## ASSIGNED TASK
Scan the entries that follow and work out how many lines contain "radius". Give the number and nothing else.

BEGIN EXTRACTED RECORDS

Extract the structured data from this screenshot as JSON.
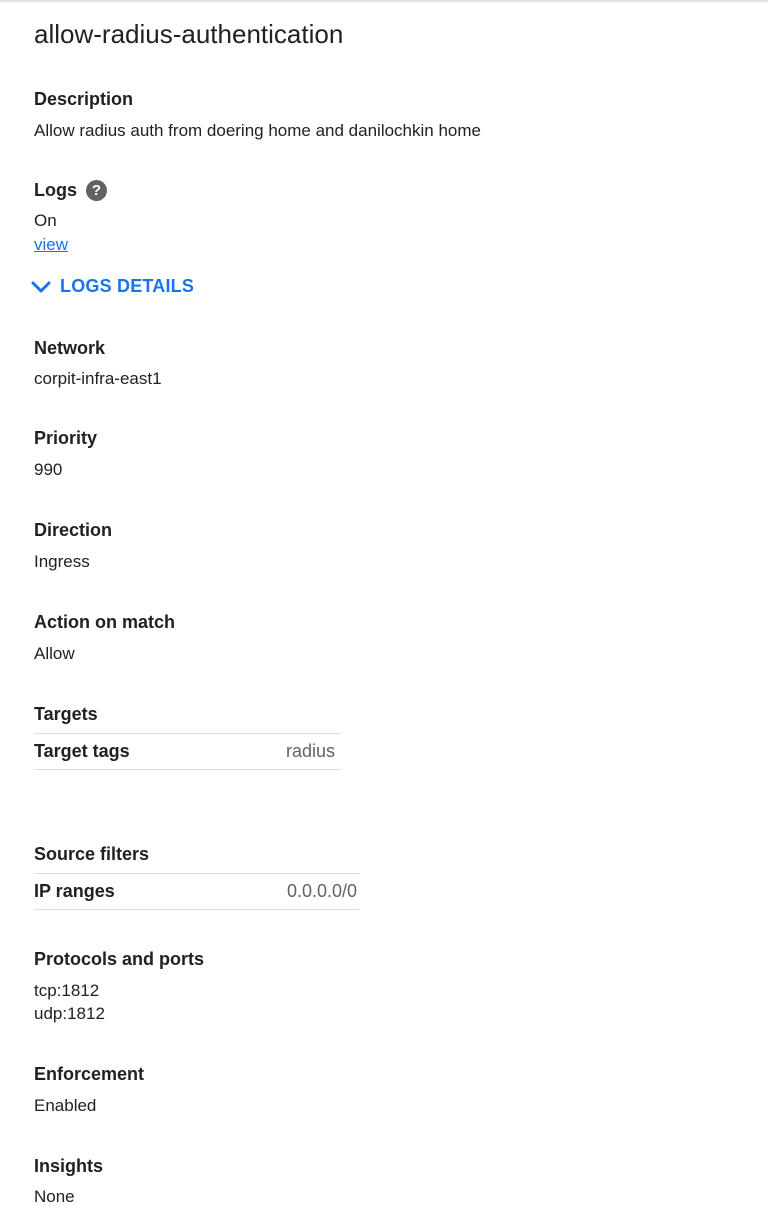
{
  "rule": {
    "name": "allow-radius-authentication"
  },
  "description": {
    "label": "Description",
    "value": "Allow radius auth from doering home and danilochkin home"
  },
  "logs": {
    "label": "Logs",
    "help_icon": "question-circle-icon",
    "value": "On",
    "view_link": "view",
    "details_toggle": "LOGS DETAILS"
  },
  "network": {
    "label": "Network",
    "value": "corpit-infra-east1"
  },
  "priority": {
    "label": "Priority",
    "value": "990"
  },
  "direction": {
    "label": "Direction",
    "value": "Ingress"
  },
  "action": {
    "label": "Action on match",
    "value": "Allow"
  },
  "targets": {
    "label": "Targets",
    "rows": [
      {
        "key": "Target tags",
        "value": "radius"
      }
    ]
  },
  "source_filters": {
    "label": "Source filters",
    "rows": [
      {
        "key": "IP ranges",
        "value": "0.0.0.0/0"
      }
    ]
  },
  "protocols": {
    "label": "Protocols and ports",
    "values": [
      "tcp:1812",
      "udp:1812"
    ]
  },
  "enforcement": {
    "label": "Enforcement",
    "value": "Enabled"
  },
  "insights": {
    "label": "Insights",
    "value": "None"
  },
  "colors": {
    "link": "#1a73e8",
    "text": "#202124",
    "secondary_text": "#5f6368",
    "divider": "#dadce0"
  }
}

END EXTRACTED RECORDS

## SOLUTION TO THIS PROBLEM
3